Contact the Chamber and we’d be happy to share how we engage students in learning about business and why we think your business should join us in hosting job shadows.

This article was published in the Venango Chamber’s February 2020 VenangoWorks! Newsletter.

Photo credit: The Derrick & The News-Herald

Job Shadow Guide Going to Schools Soon


A group of Leadership Venango’s Class of 2019 has created a Job Shadow Resource Guide for students, educators, and businesses.

The guide features tips for students and businesses to prepare for job shadows, questions for students to ask during their shadow, and a categorized list of local businesses willing to host students for shadow opportunities.

The Chamber is excited to be a part of this guide, which also gives students an idea of the training requirements and salary expectations for positions within each category.

Businesses that want to be included should contact Tessa at tbyham@venangochamber.org for more information. The guide will be sent to guidance counselors before the start of the 2019-2020 school year.

Job Shadow Opportunities at Your Business


Picture1With the new school year beginning, students will return to a variety of programs aimed to prepare them for entering the workforce.  Many of our local school districts encourage or even require students to job shadow.

The Education Committee of the Venango Chamber is working to identify how we can assist businesses in being prepared for requests for students to spend time with them.  As with any learning experience, a job shadow will be most meaningful if both the student and the business have considered and agreed on the expectations for their time spent together.

We will be asking businesses to complete a short online form, if they are willing to host a student and provide specific information that a student will need to know before requesting to shadow.

Some businesses may have limitations on what areas they can allow students into, due to safety or confidentiality, but many can still provide a glimpse into why a student should consider a future in a specific line of work.

“Businesses throughout the county and across all industries have expressed they are struggling to find qualified and willing workers,” Chamber President Susan Williams shares.

“We believe the very best way to prepare students today for jobs tomorrow is to invite them into businesses, where they can observe the skills or education needed to pursue a vocation available here in Venango County. It is important for them to see where family and friends are employed and ideally exemplify pride in the work they do.”
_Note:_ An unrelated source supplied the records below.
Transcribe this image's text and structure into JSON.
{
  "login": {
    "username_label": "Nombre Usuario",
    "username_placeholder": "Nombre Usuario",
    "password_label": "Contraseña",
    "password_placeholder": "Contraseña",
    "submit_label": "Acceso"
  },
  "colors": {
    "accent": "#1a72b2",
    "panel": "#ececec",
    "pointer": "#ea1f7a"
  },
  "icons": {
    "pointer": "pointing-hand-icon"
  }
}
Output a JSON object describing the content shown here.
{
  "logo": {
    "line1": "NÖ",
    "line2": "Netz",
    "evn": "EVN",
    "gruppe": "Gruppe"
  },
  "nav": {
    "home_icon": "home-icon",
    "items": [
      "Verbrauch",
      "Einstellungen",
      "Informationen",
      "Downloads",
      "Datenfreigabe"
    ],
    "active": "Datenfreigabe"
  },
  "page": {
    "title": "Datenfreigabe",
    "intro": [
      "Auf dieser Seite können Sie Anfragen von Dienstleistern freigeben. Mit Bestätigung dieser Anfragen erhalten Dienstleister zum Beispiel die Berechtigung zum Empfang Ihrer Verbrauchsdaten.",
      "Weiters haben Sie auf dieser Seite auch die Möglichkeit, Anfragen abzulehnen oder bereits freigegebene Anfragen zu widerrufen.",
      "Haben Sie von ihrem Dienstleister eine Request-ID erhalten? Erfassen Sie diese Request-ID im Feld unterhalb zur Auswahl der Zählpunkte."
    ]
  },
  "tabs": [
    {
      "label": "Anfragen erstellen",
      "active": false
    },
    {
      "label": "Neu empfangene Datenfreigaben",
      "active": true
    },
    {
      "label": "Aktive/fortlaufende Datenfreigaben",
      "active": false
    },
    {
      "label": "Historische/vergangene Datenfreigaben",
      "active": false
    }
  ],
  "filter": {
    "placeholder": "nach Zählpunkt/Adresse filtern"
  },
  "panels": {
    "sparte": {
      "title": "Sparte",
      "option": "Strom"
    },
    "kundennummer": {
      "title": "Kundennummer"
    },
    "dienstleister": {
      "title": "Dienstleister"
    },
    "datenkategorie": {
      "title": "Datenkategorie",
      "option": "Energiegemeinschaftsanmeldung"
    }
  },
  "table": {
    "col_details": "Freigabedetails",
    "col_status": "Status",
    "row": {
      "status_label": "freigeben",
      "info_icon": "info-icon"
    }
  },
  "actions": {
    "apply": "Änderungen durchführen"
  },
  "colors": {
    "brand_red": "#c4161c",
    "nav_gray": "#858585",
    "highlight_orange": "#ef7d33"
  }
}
If your business welcomes students, please complete our form at: www.venangochamber.org/job-shadow

This article was published in the Venango Area Chamber of Commerce’s September 2018 edition of the VenangoWorks! Newsletter.